Darkness at Noon, written by British novelist Arthur Koestler in 1940, is a criticism of Stalinism and the methods used by the Communist Party in the USSR. The novel was set in 1938 during the Stalinist Great Purge and Moscow show trials. Even though the story depicts actual occurrences, it does not specifically name either Russia or the USSR, but the characters do have Russian names while other generic terms are used to depict individuals and associations. For instance, the Soviet government is alluded to as "the Party" and Nazi Germany is alluded to as "the Dictatorship." Joseph Stalin, a terrorizing dictator, is represented by "Number One." The novel is a strong and moving picture of a Communist revolutionary caught up in the terror
“In a Dark time” by Theodore Roethke gives a retrospect into the inner turmoil’s of finding oneself through a haze of doubts in till reaching a moment of clarity. Each section of the poem describes a different emotion, or inner thought that spirals from fear of death, to emotions of desire. The use of imagery between nature and uncertainties of the narrator give a glimpse into Roethke’s own mind during the time he wrote this poem. Without hundreds of pages Roethke created a poem that connects readers to their own self-doubts and struggles of finding ones way again.
‘All The Bright Places’ is a story about love and depression, where a boy, Finch, helps Violet find the will to live, while he has trouble keeping his head above water. My family has gone through the stress, anger and sadness of depression, too: my cousin, Mitch, committed suicide by hanging himself. Although it has been two years, the pain has still not completely gone away.
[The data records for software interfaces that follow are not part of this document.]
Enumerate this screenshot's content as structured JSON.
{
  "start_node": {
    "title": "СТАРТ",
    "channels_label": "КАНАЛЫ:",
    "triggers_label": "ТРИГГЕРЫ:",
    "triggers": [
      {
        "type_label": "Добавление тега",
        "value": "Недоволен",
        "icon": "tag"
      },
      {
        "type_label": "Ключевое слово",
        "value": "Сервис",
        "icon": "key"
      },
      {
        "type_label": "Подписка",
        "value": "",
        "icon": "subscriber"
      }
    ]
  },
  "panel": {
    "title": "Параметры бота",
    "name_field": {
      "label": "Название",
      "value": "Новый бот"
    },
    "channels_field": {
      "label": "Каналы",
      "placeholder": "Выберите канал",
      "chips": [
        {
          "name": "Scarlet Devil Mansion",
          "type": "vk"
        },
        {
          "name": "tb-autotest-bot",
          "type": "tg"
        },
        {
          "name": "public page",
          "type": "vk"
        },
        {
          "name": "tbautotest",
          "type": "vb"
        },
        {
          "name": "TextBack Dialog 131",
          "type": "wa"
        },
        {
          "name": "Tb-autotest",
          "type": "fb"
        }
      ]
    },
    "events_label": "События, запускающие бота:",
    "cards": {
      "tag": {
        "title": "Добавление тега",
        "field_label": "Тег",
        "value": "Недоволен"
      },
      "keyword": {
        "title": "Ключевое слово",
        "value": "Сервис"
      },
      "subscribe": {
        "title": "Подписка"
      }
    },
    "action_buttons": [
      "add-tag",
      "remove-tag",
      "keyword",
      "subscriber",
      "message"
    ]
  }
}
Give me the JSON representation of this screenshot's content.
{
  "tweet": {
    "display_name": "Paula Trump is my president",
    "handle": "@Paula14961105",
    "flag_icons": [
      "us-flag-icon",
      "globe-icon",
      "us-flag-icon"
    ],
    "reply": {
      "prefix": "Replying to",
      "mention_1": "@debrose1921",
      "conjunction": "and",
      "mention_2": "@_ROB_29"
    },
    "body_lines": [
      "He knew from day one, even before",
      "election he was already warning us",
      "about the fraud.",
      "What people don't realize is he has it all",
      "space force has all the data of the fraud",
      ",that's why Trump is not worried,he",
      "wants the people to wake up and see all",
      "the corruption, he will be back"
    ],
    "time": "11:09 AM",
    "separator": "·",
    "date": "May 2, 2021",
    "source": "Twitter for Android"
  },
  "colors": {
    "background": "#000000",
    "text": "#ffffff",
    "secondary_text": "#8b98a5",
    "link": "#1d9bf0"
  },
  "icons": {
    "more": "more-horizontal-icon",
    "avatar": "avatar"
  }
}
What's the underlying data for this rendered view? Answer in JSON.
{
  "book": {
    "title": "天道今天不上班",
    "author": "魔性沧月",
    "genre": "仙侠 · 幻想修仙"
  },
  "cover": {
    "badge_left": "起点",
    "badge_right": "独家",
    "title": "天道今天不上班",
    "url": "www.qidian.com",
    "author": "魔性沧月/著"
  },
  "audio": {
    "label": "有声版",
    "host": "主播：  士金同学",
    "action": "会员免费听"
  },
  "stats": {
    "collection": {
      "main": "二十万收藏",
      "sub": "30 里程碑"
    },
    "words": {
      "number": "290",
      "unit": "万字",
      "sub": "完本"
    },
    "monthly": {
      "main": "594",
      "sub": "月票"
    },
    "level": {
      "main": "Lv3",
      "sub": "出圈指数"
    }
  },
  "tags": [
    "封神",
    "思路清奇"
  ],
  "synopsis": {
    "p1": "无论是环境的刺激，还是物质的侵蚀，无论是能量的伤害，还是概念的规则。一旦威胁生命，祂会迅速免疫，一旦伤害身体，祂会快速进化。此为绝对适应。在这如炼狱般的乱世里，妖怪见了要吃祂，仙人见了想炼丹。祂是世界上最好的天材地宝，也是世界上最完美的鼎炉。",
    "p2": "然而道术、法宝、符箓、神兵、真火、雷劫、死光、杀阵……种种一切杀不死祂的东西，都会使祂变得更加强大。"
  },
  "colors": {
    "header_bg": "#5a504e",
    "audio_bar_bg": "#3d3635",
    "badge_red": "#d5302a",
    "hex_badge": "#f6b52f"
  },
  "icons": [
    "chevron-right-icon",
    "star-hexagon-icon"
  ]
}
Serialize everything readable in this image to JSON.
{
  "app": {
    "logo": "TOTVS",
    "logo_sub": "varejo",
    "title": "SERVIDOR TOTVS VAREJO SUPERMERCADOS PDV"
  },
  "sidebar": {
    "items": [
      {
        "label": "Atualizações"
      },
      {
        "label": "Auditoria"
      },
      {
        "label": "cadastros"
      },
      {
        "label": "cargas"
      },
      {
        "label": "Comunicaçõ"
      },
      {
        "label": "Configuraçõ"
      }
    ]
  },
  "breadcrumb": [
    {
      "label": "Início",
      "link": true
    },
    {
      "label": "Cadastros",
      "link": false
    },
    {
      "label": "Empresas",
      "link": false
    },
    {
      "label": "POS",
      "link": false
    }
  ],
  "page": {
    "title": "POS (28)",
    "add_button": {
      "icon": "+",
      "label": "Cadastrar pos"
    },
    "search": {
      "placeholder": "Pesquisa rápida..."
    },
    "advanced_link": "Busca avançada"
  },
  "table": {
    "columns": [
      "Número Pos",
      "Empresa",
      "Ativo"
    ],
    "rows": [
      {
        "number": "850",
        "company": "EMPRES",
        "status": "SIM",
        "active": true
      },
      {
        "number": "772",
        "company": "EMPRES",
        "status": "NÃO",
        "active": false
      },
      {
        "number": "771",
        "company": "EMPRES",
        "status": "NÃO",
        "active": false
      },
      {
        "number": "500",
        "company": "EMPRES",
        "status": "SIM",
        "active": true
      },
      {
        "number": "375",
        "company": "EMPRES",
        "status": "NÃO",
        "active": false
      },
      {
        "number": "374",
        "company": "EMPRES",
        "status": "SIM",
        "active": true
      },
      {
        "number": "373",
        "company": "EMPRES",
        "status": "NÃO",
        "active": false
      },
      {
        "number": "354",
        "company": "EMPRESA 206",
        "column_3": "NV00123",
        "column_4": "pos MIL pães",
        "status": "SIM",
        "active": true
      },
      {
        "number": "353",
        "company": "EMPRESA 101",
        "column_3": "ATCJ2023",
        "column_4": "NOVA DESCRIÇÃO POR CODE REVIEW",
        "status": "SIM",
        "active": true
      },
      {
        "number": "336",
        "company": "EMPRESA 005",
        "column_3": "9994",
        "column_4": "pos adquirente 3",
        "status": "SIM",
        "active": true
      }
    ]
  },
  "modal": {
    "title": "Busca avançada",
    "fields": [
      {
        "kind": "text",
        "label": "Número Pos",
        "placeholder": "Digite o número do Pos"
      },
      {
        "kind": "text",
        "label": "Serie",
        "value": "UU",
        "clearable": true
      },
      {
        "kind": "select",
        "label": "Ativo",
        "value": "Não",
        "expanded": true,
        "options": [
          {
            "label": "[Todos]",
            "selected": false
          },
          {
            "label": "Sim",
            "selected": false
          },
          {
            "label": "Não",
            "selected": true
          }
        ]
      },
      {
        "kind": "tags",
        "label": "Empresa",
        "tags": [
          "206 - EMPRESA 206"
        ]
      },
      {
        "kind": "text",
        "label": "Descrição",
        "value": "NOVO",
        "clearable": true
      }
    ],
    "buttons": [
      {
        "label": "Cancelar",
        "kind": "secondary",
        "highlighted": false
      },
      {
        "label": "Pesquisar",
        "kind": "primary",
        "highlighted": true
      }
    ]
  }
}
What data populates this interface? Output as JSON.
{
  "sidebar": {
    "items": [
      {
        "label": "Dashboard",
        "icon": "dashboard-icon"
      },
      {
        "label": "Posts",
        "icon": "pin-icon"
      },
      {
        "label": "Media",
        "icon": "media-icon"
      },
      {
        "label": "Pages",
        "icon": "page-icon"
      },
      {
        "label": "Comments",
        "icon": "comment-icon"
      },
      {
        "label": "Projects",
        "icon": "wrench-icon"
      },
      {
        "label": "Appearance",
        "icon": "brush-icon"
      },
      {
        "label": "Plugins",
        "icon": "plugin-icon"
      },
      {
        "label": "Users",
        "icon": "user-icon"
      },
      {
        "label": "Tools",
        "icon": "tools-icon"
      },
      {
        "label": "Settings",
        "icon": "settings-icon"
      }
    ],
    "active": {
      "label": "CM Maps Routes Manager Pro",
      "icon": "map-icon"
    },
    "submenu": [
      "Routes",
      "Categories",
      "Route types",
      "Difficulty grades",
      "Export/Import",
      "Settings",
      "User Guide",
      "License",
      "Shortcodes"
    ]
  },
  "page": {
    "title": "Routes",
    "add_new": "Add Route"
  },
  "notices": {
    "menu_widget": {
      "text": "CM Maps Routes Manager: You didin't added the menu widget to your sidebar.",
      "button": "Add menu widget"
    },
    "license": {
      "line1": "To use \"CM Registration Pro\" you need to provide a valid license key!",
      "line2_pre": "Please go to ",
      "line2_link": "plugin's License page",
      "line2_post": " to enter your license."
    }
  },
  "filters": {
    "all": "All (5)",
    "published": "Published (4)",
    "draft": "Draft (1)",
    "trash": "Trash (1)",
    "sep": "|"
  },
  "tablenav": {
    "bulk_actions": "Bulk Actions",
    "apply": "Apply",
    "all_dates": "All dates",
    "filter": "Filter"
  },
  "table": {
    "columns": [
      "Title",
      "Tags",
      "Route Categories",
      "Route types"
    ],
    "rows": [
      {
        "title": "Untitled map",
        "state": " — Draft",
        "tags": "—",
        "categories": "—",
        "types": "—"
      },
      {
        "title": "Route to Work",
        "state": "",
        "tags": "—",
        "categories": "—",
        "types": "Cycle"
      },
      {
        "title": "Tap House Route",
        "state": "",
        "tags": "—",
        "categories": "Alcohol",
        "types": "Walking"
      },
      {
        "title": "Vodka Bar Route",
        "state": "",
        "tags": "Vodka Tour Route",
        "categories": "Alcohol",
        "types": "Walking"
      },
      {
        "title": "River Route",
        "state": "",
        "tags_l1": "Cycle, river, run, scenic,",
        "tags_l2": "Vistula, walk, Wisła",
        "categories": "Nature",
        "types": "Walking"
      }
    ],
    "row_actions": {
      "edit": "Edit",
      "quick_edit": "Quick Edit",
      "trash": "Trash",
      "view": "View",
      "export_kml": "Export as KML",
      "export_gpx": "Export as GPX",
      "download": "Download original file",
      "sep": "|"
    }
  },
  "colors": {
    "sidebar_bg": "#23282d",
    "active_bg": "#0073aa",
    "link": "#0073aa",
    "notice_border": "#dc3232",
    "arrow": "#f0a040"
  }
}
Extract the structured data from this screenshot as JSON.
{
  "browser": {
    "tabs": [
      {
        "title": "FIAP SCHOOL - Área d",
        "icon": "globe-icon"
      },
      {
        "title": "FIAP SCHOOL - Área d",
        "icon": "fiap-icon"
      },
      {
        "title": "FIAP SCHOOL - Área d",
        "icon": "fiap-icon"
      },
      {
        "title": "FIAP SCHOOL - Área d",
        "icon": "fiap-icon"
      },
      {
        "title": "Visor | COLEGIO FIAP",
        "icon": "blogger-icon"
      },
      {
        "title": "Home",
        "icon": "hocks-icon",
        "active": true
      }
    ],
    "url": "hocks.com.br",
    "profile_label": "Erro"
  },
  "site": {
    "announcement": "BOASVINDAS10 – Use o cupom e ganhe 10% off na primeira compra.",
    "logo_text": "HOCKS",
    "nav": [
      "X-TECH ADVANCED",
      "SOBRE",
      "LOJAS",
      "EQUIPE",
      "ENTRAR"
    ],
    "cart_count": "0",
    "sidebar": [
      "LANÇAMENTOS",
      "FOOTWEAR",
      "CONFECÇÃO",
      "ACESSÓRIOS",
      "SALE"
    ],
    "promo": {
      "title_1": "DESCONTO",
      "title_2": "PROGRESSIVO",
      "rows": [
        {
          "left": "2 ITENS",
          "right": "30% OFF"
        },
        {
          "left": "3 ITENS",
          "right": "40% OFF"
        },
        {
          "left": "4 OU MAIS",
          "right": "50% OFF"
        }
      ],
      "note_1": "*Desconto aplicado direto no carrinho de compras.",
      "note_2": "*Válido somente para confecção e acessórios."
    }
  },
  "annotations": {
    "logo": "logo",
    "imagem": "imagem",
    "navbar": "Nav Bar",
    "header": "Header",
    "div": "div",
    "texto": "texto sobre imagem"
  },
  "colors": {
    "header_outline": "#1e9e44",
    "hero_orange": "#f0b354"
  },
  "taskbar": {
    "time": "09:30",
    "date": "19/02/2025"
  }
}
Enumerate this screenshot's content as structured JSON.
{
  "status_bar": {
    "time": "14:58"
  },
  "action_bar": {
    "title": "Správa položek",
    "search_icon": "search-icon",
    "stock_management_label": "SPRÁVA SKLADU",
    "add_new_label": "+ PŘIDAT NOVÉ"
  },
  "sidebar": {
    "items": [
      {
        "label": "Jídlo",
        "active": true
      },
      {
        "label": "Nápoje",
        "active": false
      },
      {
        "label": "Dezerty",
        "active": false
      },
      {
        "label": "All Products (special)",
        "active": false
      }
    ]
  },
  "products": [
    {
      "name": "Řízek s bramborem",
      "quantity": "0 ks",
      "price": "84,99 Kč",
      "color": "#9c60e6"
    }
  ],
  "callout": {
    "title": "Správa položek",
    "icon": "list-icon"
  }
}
Ronald Reagan once said, “We fought a war on poverty, and poverty won.” I read the book, Dancing in the dark by Morris Dickstein. This book was about the great depression, and the impacts it had on American life. The traditional thought of poverty, people dying of hunger and people lying in the roads, has been erased. America has abolished poverty by the traditional standards but the thought of poverty and what it is has changed. In America we consider poverty to be spending all your money on bills, so you have no money left for food to feed your family. We consider poverty to be just being poor. One-Third of our population makes less than $38,000. This is not enough to be able to be above the poverty line. Anything below this